Oddly Wilson does not select an England - Scotland match. I would like to have read about the 1928 5-0 Scottish victory or the 1967 match where Scotland became the first nation to beat England after the 1966 World Cup, but you can find details on both matches in other works. If this is the only critique I can offer you quickly get the idea how good I think this book is.
Buy it, read it, and enjoy it.
Wilson focuses on ten matches starting in 1929. There are four victories and six defeats. The first match he reviews is the 1929 defeat to Spain, this is the first time England lost to a non-British team. Wilson includes the highs – 1966, plus a 3-1 beating of France in 1982 and the 4-1 demolition of Holland 14 years later. The lows include: Hungary - 1953, Norway - 1993, Germany - 1972, and Germany - 1990. The final match takes place in 2007, a 3-2 defeat to Croatia.
Being England manager is a tough job and eventually everybody is fired, even Alf Ramsey who won the World Cup in 1966. Most incumbents never really recover after being sacked, their credibility has usually been destroyed by the press. The English FA has a habit of picking mediocre managers, who had never previously won anything of note. Bob Paisley and Brian Clough who between them won five European Cups (now called the Champions League) were never considered to have the right stuff to be an England manager. Wilson claims that England lost their way tactically because they refused to learn from the innovations being developed in other countries. He believes that arrogance led to the team falling behind the rest of the world.
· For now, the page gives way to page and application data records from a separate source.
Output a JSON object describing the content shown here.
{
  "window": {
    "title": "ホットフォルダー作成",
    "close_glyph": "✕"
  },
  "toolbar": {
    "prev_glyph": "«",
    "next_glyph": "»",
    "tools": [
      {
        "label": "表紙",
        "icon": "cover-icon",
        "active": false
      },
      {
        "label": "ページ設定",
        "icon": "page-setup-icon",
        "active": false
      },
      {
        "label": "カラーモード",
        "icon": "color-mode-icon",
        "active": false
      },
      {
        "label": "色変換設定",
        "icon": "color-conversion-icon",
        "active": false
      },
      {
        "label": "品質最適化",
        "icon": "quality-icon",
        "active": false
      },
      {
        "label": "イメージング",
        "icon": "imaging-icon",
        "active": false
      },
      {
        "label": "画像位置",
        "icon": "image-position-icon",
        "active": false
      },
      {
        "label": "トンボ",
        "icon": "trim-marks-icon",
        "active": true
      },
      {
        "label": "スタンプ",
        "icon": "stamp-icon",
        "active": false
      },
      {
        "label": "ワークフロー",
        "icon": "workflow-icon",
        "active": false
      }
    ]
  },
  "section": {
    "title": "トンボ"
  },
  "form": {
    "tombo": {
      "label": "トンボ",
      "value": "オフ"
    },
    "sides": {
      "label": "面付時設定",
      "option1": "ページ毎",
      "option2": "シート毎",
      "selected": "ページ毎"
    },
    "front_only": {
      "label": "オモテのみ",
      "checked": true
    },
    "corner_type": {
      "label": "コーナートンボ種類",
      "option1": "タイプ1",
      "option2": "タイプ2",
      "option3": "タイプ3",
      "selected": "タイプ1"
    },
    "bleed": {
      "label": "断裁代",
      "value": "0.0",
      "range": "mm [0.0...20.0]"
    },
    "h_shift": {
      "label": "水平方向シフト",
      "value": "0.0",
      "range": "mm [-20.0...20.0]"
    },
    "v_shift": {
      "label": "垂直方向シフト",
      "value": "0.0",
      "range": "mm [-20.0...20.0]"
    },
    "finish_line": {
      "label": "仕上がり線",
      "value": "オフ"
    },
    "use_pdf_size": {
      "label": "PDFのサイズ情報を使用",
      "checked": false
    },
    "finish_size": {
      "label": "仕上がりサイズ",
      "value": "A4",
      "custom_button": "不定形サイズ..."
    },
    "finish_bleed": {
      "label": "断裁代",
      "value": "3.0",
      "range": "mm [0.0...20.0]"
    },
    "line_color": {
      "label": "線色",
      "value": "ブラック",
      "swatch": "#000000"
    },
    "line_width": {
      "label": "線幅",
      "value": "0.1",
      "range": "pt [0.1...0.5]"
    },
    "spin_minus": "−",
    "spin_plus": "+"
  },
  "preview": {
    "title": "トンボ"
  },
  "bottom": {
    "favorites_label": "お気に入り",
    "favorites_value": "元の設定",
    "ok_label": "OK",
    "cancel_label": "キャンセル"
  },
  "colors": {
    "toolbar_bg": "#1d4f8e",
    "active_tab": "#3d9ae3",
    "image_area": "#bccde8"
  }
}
The question is whether World Cup success really matters. The fast and physical game played in England continues to be popular, not just in Britain but worldwide. The English Premier League is the most popular league in the world. Three of the most valuable clubs in world sports play in the Premier League. There is a need to entertain and the negative, pragmatic football often played in international games tends to put people to sleep.
The book was written in 2009 and Wilson, like any deluded England fan, was optimistic about England's prospects in the 2010 World Cup. The England team usually underperforms and perhaps Wilson should have known better, but like any fan his heart probably ruled his head. The book is full of fascinating information and some of the sensationalist reporting by the English press now seems rather ridiculous.
Wilson is an intellectual and you probably have to be a bit of a nerd to fully enjoy this book.